While the federal government has recently raised the individual income tax rates on high-income individuals, the prospect of some states eliminating the individual and corporate income tax is quickly gaining steam.
Louisiana Governor, Bobby Jindal proposed to eliminate the individual and corporate income tax and offset the lost revenue by increasing the sales tax rate and reducing business exemptions to the sales tax. Gov. Jindal’s reasoning for eliminating the income tax is to help the state become more business friendly and to attract more individuals. Most of the top five states in the business climate rankings do not have an individual income tax and had better economic performances in the past decade than states with an income tax.

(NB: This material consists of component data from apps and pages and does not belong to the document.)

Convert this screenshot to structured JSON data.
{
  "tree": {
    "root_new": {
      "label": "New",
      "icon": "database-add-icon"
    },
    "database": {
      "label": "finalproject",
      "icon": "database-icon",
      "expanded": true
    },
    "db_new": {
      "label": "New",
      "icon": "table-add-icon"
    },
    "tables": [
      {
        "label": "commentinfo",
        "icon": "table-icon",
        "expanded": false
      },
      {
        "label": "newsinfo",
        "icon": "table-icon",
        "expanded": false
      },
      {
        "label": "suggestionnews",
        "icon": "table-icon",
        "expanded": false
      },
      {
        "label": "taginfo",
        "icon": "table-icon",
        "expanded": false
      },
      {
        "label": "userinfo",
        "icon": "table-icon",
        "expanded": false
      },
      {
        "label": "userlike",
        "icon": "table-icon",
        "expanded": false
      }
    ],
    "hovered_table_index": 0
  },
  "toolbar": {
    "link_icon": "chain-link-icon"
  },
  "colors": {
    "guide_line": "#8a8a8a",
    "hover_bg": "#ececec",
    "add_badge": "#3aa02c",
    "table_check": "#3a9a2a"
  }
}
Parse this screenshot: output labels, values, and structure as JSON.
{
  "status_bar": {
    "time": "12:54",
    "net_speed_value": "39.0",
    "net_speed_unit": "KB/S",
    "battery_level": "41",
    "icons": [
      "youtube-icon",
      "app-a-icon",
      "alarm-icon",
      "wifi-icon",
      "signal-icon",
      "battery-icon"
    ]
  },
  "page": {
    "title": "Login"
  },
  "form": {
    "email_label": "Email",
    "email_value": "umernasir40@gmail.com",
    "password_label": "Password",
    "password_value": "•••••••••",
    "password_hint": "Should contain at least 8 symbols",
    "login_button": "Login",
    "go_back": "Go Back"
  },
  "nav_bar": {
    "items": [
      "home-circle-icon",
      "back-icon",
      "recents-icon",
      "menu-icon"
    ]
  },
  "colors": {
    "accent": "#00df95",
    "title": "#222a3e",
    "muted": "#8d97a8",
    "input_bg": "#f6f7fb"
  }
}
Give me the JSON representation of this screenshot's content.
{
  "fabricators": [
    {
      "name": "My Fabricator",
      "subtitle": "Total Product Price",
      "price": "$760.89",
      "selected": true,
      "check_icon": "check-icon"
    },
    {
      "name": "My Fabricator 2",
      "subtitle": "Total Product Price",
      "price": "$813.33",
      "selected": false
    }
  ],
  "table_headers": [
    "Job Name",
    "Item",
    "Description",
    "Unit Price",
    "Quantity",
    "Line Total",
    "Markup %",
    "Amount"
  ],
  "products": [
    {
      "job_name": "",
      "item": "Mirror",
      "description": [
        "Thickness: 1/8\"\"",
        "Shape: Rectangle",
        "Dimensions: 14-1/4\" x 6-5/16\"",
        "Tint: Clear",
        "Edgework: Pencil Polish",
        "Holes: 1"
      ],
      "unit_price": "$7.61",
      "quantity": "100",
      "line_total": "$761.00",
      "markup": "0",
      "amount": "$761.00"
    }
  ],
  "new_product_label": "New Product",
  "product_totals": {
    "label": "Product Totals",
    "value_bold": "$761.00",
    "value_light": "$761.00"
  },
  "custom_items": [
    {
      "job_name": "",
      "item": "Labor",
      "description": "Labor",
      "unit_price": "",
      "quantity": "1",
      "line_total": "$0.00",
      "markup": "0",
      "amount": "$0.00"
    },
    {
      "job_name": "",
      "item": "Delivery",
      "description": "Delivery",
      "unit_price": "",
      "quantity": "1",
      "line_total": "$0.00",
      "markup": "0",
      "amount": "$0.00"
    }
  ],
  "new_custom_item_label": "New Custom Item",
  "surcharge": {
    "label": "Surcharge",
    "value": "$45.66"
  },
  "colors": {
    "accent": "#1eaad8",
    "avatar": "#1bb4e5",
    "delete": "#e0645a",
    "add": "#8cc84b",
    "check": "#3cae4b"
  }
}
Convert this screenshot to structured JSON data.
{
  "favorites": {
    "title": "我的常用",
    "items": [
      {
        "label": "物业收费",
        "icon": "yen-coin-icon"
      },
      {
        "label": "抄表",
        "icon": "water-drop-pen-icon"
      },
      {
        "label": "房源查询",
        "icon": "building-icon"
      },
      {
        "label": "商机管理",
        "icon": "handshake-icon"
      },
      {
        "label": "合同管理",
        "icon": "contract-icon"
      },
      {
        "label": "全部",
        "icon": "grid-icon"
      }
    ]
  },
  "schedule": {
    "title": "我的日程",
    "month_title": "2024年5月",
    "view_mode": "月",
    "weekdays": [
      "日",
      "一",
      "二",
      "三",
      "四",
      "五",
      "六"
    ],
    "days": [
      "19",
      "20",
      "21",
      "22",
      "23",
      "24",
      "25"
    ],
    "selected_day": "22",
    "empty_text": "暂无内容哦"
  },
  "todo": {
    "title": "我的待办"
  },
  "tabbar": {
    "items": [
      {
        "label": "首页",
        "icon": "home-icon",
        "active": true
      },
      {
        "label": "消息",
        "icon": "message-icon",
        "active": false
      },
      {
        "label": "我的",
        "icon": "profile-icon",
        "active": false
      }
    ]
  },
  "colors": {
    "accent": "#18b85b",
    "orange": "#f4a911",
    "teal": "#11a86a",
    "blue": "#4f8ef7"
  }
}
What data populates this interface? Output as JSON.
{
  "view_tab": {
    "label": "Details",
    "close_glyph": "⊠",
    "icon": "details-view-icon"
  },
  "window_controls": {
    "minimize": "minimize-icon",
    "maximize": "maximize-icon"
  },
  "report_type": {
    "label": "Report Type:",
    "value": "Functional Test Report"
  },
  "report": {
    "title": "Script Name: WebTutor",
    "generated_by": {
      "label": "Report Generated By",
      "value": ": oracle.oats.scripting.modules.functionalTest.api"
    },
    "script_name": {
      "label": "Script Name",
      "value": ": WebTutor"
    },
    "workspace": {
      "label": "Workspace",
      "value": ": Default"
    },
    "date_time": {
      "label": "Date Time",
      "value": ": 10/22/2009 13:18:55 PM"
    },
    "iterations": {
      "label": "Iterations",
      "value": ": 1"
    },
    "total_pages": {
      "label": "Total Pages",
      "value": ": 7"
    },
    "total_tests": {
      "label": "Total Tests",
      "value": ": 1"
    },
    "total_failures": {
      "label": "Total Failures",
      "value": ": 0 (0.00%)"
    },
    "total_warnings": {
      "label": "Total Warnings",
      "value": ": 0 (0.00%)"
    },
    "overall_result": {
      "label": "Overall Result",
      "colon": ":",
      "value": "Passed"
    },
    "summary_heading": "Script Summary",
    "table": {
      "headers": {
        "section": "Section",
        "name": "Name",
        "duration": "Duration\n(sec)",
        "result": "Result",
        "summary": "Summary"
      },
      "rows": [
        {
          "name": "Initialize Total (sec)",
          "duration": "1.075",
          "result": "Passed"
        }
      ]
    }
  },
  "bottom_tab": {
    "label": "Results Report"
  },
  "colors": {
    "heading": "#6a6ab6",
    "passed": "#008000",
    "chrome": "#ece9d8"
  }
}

Meanwhile, Nebraska Governor, Dave Heineman followed suit and became the second governor in the last week to propose eliminating his state’s individual and corporate income tax in order to become more competitive with neighboring states. His state’s top individual income tax rate of 6.84% is the highest of any neighboring state. Nebraska would make up the lost revenue by eliminating as much as $2.4 billion in sales tax breaks for businesses among other items.
If Louisiana and Nebraska move forward on their proposals to eliminate their income tax, they would join Alaska, Florida, Nevada, South Dakota, Texas, Washington and Wyoming as states that do not tax individual income (New Hampshire and Tennessee don’t tax earned income, but do tax interest and dividend income); and would join Nevada, South Dakota and Wyoming as states that do not tax corporate income (Ohio, Texas and Washington do not tax corporate income but tax the gross receipts of businesses).
Louisiana and Nebraska are only in the early stages of discussions, but don’t be surprised if a few more states announce similar plans in the coming months.